And, of course,we learned  how to assemble and roll different types of sushi:  nigiri, California, big maki, gunboat, inari. There were cutting  boards and sharp knives so you could practice using your ‘qi’ or energy flow, to slice your sushi roll to perfection! She offered very good hands-on instruction:  she walked the room to give assistance, asked the students to the kitchen stove to prepare and cook shrimp tempura. There was so much sushi made, people were taking home leftovers!

First we made nigiri sushi with shrimp, eel, taco (octopus) and tuna. Then we made California rolls with crab, avocado and cucumber. The third dish was called big maki – there was an entire shrimp tempura along with pickled daikon, spinach and cucumber in a roll. We made gunboat sushi which is a special type of nigiri sushi where a strip of nori is wrapped around the perimeter of a small mound of rice creating a cup we filled with spicy crab (imitation crab sliced and pulled apart into matchsticks and mixed with fried tempura batter pieces,  mayonnaise, salt and sriracha). And last, but not least, we made inari which is a credit card sized pouch of fried tofu (comes canned in a syrup) filled with rice. YUM YUM YUM.

Next, I would love to participate in a Japanese breakfast class. I think breakfast options need to be expanded in the American diet. Yukiko?

Cosmos Greek Restaurant in White Rock, BC

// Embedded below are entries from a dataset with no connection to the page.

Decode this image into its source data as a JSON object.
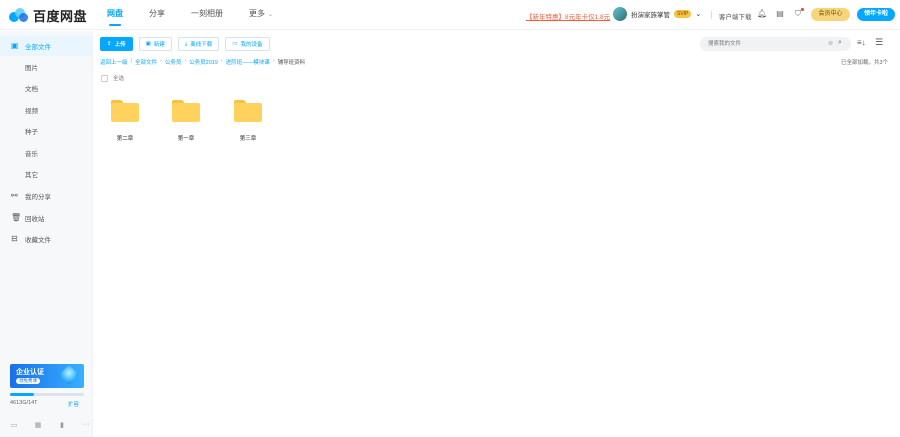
{
  "app": {
    "name": "百度网盘",
    "colors": {
      "accent": "#06a7ff",
      "folder": "#ffd25d",
      "promo": "#f25d3a"
    }
  },
  "nav": {
    "items": [
      {
        "label": "网盘"
      },
      {
        "label": "分享"
      },
      {
        "label": "一刻相册"
      },
      {
        "label": "更多"
      }
    ]
  },
  "header": {
    "promo": "【新年特惠】8元年卡仅1.8元",
    "username": "扮演家族掌管",
    "vip": "SVIP",
    "client_download": "客户端下载",
    "member_center": "会员中心",
    "new_button": "领年卡啦"
  },
  "sidebar": {
    "items": [
      {
        "label": "全部文件",
        "icon": "folder-icon"
      },
      {
        "label": "图片"
      },
      {
        "label": "文档"
      },
      {
        "label": "视频"
      },
      {
        "label": "种子"
      },
      {
        "label": "音乐"
      },
      {
        "label": "其它"
      },
      {
        "label": "我的分享",
        "icon": "share-icon"
      },
      {
        "label": "回收站",
        "icon": "trash-icon"
      },
      {
        "label": "收藏文件",
        "icon": "star-icon"
      }
    ],
    "banner_title": "企业认证",
    "banner_button": "领免费课",
    "quota": "4613G/14T",
    "quota_fraction": 0.33,
    "expand": "扩容"
  },
  "toolbar": {
    "upload": "上传",
    "new_folder": "新建",
    "offline_download": "离线下载",
    "my_devices": "我的设备"
  },
  "search": {
    "placeholder": "搜索我的文件"
  },
  "breadcrumb": {
    "items": [
      "返回上一级",
      "全部文件",
      "公务员",
      "公务员2019",
      "进阶班——模块课",
      "辅导班资料"
    ]
  },
  "list_status": "已全部加载，共3个",
  "select_all": "全选",
  "folders": [
    {
      "name": "第二章"
    },
    {
      "name": "第一章"
    },
    {
      "name": "第三章"
    }
  ]
}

Debbie says her VERY favorite restaurant is Cosmos Greek Restaurant in White Rock, BC. It’s food and service and entertainment outdo any other Greek restaurant in the area. By entertainment, she means Friday and Saturday night male and female belly dancing.

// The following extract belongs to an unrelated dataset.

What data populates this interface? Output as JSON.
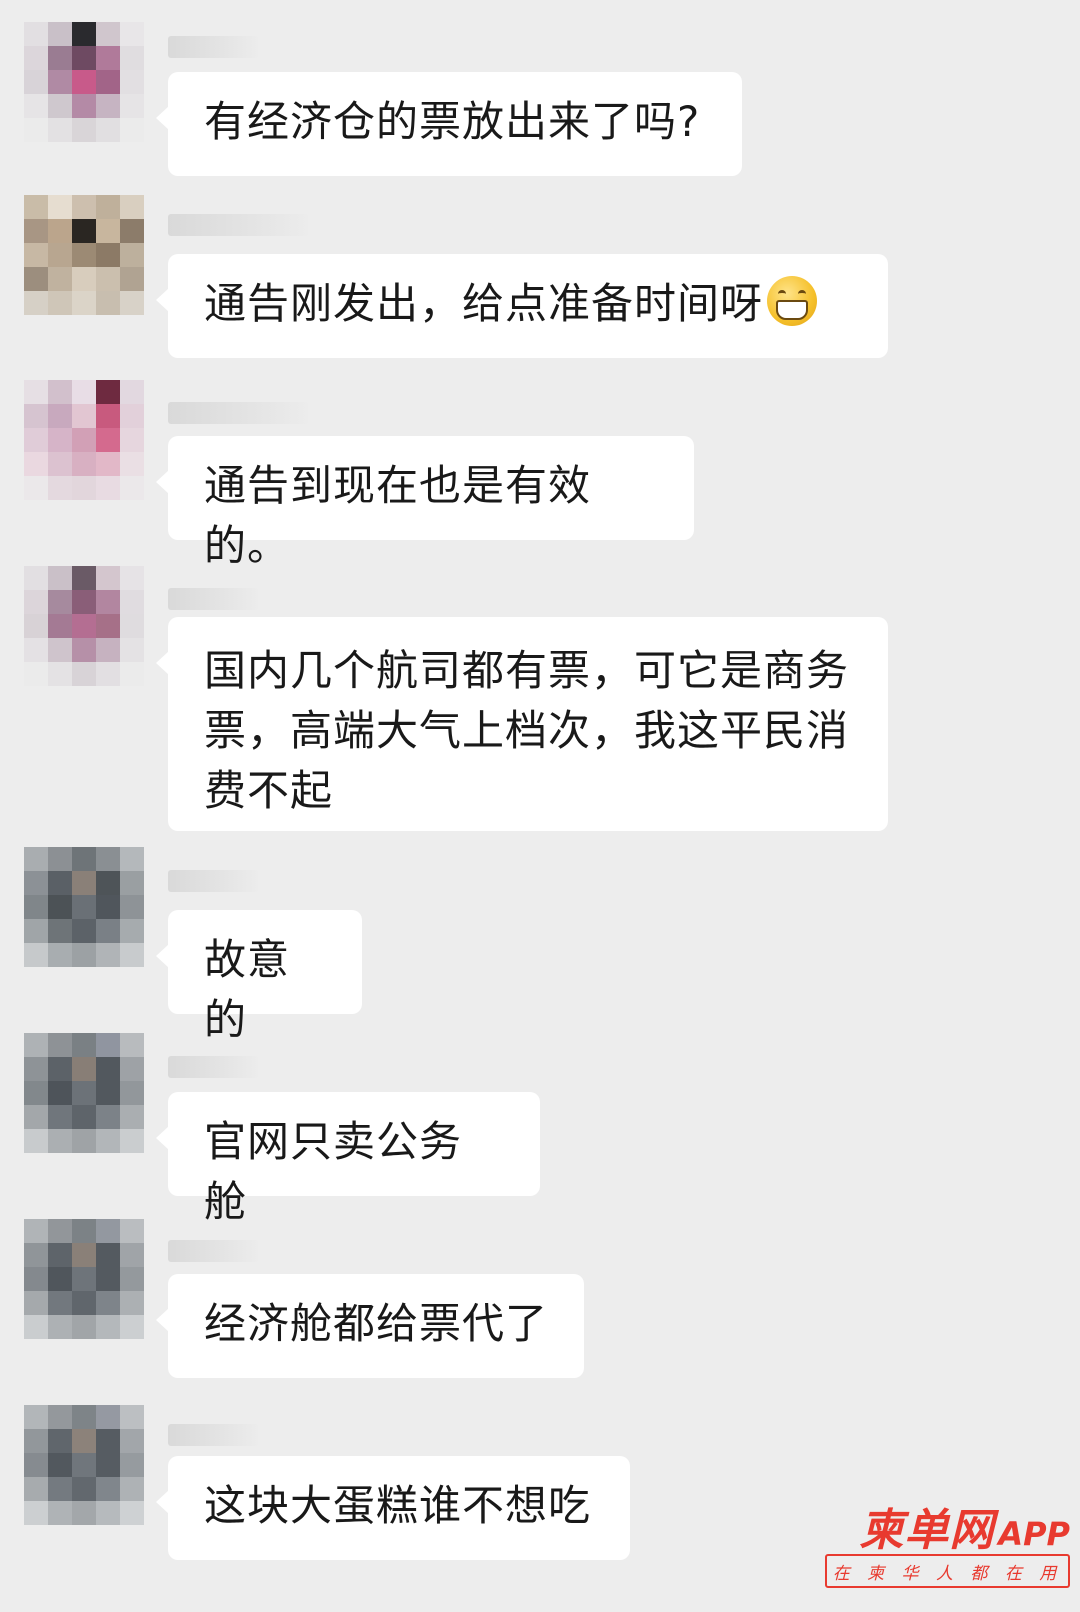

Can you here my finger chimes? (a gift from MIL during a stay in Jeddah)

14871 Marine Dr, White Rock BC

604-531-3511

PS MIL is my world traveled mother-in-law.

Bacchus Bistro in Langley BC

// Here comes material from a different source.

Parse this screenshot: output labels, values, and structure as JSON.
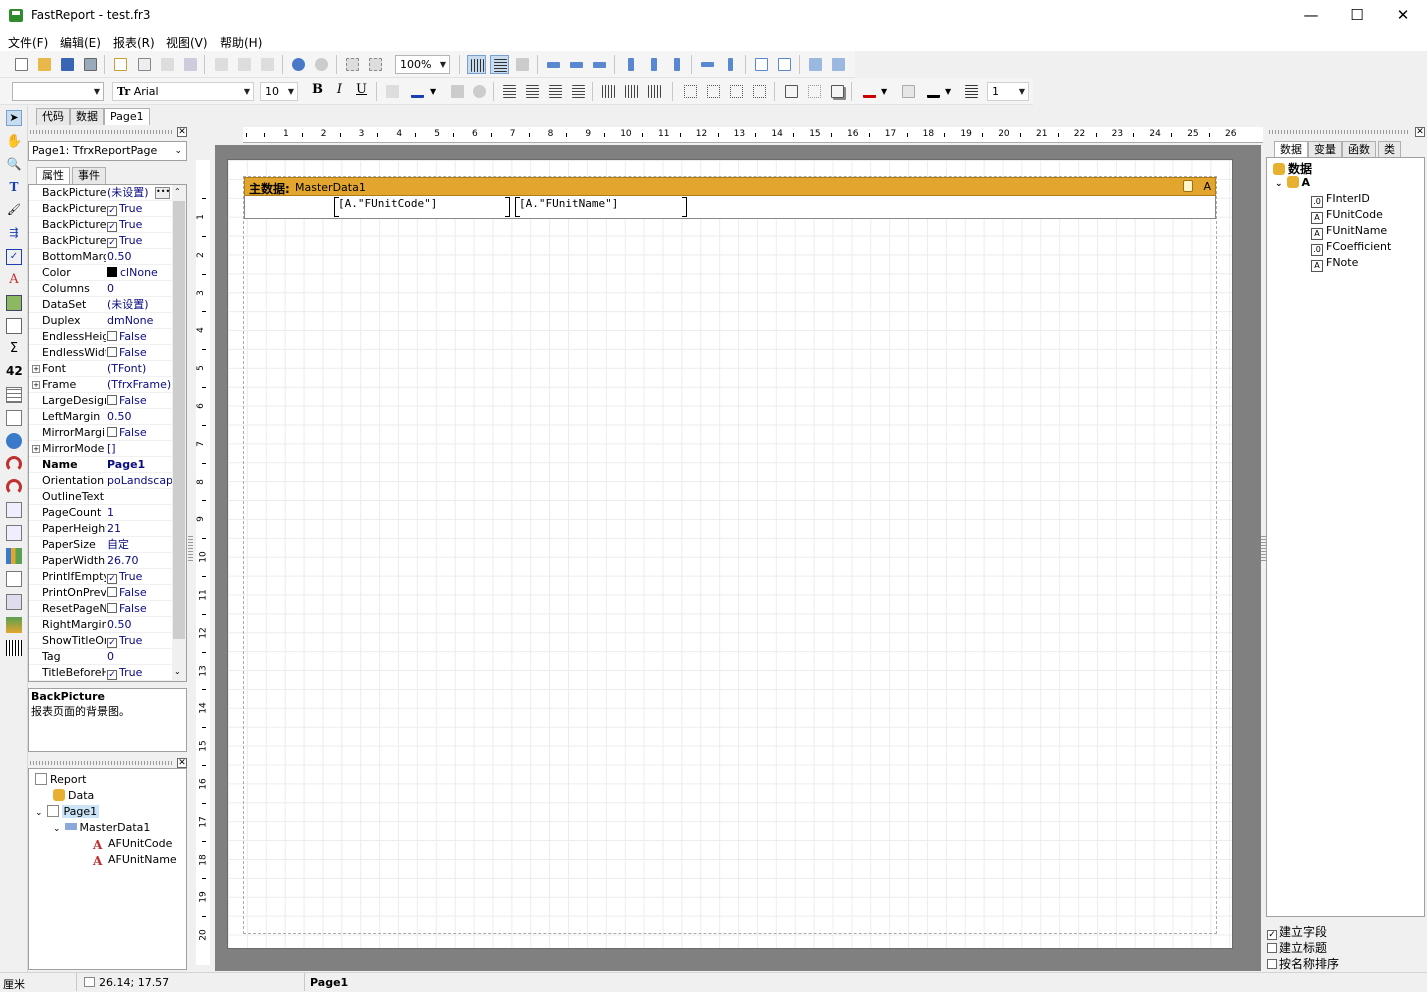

Just under an hour away, a few miles over the border is Bacchus Bistro, part of the Domaine De Chaberton winery. It’s a French Bistro open for dinner on weekends and lunch all week. Maybe interesting? One of only a handful of restaurants around Bellingham that are rated by Zagats… what are the reviews like?

Well, just a few days ago the Champagne People enjoyed Bacchus. But last summer/fall two other foodies said it was “terrible” and that “It has so much potential but unfortunately the whole package makes it a place worth skipping”. Yuck.

They definitely need help with web marketing, as their winery ranks for the bistro name but doesn’t have the bistro content. I did find a menu of unknown age (PDF file), and then I discovered the Bistro is included in the winery site, buried behind the navigation. See the Bistro info here, and the dinner menu here.

Status? Pass for now.

If you have more to add that would help others decide to visit the Bacchus Bistro (or not), please add your comments below!